We already see glimpses of this future to come with apps like iSideWith, which tells you who to vote for based on your preferences. Millions of Brits used the app in the last few elections, effectively outsourcing their judgment to an algorithm.
In politics, as in life in general, human beings have a natural tendency to congregate into groups of like-minded individuals. What turns a group into a political tribe is a shared sense of grievances and struggle.
There have always been such tribes, but technology significantly facilitates their creation. By making it easier for people to find and create associations with each other, the internet makes it easier for them to cluster into smaller groups with specific grievances, fragmenting the population into more and more tribes. As a result, no matter your background or grievance, you’re likely to find your specific tribe online. If you’re on the far left, you can join Antifa. If you’re of the opposite persuasion, you can link up with the alt-right. And if your tribe doesn’t already exist, you can simply create it.
After facilitating the creation of tribes, technology then reinforces them by encouraging their members to consume a diet of information that fans the flames of their shared sense of grievances and struggle. The reason for this boils down to the sheer amount of content available online, which allows people to easily find like-minded sources of information that fuel their sense of oppression.
Algorithmic curation then amplifies people’s gravitation to like-minded sources. For example, YouTube provides myriad more options than mass television of the past. Once you start opening videos, the site’s algorithms begin analyzing your preferences, predicting what you’re most likely to watch next and offering suggestions that reflect and reinforce those preferences.

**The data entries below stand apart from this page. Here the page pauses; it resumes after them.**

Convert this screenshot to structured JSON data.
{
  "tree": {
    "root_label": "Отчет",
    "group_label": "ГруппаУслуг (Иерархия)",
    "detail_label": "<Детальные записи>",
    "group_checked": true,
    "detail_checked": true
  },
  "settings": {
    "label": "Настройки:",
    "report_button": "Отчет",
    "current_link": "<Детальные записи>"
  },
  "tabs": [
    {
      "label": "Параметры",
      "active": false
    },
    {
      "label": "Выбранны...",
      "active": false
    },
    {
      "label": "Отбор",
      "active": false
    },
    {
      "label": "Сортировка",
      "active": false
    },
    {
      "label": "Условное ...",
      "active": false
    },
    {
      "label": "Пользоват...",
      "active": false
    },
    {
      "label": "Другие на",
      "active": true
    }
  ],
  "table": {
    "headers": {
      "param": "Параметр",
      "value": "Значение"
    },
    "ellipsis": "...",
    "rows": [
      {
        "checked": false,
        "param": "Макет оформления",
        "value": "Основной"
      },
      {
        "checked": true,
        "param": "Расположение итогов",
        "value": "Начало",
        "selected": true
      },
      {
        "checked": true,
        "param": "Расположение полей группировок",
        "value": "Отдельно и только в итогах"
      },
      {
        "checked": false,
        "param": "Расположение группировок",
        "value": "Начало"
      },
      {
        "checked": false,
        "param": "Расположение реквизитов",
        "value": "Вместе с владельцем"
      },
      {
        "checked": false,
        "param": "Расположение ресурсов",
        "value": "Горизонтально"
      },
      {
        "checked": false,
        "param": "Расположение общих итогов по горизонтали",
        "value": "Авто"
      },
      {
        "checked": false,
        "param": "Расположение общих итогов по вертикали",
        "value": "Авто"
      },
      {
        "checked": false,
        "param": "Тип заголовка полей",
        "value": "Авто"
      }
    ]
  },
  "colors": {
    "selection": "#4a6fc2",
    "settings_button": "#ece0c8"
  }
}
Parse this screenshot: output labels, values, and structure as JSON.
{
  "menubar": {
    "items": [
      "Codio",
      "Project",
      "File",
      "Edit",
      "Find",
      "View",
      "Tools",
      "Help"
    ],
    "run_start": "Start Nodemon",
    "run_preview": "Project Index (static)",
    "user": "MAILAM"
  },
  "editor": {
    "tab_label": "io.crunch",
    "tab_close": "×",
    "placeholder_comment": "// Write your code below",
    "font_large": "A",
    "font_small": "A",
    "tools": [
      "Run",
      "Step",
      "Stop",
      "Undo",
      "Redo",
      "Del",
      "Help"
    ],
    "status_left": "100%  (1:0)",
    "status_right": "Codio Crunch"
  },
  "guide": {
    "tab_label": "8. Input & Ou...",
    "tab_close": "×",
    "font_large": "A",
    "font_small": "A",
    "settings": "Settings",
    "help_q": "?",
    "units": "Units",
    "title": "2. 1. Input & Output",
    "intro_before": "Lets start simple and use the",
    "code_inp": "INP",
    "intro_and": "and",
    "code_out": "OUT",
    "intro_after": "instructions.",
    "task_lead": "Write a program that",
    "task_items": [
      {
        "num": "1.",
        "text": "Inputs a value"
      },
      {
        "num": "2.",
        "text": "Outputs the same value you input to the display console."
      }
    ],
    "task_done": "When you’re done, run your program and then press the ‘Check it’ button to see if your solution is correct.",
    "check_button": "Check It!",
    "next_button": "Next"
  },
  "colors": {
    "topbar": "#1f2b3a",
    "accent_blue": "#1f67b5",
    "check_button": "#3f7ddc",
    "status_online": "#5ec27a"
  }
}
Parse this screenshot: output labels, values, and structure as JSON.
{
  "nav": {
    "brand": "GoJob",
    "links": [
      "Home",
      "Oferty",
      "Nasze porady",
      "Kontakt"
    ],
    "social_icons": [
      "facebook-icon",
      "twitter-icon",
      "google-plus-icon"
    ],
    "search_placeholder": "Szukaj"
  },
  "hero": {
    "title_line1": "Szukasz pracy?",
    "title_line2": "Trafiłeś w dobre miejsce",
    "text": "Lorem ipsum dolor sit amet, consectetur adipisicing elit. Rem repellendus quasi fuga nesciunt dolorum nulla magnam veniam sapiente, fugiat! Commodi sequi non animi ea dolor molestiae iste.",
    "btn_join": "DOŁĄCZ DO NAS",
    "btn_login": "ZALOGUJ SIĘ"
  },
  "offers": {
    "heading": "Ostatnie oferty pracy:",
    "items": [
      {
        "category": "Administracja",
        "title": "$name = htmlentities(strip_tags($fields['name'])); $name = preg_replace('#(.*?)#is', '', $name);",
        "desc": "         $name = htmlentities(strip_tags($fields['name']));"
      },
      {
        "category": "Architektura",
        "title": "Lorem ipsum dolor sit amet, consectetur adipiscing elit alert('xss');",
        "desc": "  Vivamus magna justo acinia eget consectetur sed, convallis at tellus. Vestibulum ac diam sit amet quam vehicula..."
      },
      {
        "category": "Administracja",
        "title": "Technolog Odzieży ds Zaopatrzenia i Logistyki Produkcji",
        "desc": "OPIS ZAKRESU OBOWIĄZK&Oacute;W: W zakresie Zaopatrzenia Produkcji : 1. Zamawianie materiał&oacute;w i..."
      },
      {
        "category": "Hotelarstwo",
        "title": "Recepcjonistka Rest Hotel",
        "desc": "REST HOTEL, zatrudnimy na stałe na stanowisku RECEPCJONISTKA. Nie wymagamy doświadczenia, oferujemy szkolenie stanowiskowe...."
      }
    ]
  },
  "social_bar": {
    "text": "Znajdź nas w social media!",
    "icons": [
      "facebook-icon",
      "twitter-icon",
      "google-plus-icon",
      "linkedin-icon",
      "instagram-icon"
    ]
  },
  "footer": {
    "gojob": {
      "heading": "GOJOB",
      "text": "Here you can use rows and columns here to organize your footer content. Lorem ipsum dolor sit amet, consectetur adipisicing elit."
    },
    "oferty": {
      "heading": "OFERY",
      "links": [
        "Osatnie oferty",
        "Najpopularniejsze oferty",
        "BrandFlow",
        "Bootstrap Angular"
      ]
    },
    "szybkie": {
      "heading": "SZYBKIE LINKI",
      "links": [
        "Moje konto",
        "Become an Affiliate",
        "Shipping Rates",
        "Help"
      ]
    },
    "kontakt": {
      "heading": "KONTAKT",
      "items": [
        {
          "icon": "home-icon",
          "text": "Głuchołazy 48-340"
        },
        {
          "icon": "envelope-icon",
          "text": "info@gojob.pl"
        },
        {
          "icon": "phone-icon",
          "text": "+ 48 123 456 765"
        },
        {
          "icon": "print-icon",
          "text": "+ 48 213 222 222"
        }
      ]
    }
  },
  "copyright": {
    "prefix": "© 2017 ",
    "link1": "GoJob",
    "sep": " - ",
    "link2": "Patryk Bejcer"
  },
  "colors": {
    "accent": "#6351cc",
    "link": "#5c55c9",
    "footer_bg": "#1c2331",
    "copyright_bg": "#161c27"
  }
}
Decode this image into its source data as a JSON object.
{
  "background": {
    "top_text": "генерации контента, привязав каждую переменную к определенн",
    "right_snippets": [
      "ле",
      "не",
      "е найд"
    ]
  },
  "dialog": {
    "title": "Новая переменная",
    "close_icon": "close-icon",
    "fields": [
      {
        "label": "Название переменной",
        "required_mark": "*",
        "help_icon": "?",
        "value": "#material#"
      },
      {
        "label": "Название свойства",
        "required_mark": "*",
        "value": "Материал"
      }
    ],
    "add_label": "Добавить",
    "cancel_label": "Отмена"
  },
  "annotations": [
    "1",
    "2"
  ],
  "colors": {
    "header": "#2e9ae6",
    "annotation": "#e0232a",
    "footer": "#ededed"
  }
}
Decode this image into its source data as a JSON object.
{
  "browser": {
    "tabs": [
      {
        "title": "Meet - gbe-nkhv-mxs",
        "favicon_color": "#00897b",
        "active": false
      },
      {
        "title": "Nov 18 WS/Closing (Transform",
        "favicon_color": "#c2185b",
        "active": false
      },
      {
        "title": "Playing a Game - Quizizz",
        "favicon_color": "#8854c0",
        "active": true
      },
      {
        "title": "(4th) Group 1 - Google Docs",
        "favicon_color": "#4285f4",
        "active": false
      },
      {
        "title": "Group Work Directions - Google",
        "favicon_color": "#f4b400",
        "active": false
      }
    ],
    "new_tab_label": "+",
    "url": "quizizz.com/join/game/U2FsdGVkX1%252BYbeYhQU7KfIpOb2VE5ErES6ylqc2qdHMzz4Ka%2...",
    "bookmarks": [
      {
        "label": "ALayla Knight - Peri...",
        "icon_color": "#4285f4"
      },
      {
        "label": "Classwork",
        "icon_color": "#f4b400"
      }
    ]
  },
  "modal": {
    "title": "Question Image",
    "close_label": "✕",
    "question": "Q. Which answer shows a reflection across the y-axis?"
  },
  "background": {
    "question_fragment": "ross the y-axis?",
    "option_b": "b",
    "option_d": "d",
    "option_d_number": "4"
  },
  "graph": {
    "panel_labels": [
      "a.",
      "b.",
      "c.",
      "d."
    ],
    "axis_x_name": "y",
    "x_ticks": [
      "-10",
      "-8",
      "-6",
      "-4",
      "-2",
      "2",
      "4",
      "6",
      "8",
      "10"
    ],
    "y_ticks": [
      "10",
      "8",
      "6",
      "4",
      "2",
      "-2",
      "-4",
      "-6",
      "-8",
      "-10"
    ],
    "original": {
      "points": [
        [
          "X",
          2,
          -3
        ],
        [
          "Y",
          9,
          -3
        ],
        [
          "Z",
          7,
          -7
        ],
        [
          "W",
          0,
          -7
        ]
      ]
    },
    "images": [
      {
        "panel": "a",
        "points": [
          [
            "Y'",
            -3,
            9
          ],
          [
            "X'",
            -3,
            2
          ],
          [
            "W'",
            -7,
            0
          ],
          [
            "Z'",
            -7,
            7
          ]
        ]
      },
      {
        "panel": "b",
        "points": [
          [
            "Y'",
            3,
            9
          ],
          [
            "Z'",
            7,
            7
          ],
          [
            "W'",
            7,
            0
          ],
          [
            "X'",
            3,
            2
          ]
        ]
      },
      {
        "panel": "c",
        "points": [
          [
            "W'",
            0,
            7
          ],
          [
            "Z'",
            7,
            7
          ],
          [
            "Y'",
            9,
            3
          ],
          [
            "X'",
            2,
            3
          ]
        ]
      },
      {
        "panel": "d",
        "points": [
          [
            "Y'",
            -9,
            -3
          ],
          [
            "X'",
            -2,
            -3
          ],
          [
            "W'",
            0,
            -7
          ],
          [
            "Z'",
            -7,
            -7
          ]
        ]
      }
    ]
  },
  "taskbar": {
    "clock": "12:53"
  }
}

As a result, people become increasingly agitated and entrenched in their beliefs, which makes it increasingly difficult for them to communicate and cooperate, leading to political deadlock. Even worse, as tribal divisions deepen and people feel increasingly under attack from other tribes, they also come to view those tribes as enemies, and seek a leader who can protect them and fight their foes.
Imagine a science fiction scenario in which an evil genius gains mind control over all of the citizens of a democracy. Election day arrives, and – surprise – the evil genius wins in a landslide!
Would this election be free and fair? Of course not – and the reason is simple. To participate in free and fair elections, voters must be able to make up their own minds without undue influence. Unfortunately, technology is making this increasingly difficult. While mind control may still be the stuff of science fiction, political parties are gaining an unprecedented ability to influence voters’ decision-making processes by leveraging big data.
Using sophisticated techniques to collect and analyze large sets of data from people’s shopping data, web browsing histories and voting records, political parties have been able to gain increasingly perceptive understandings of their potential voters. This, in turn, allows them to target and communicate with sympathetic voters more and more precisely.
Going forward, each party will need to keep up with their rivals and outdo them in leveraging big data. This sets the stage for an ever-escalating technological arms race. Meanwhile, the parties’ consulting firms will be able to collect data from a host of new sources, such as networked refrigerators, monitoring your eating habits. To be continued…
Check out my related post: What is Superintelligence? – Part 1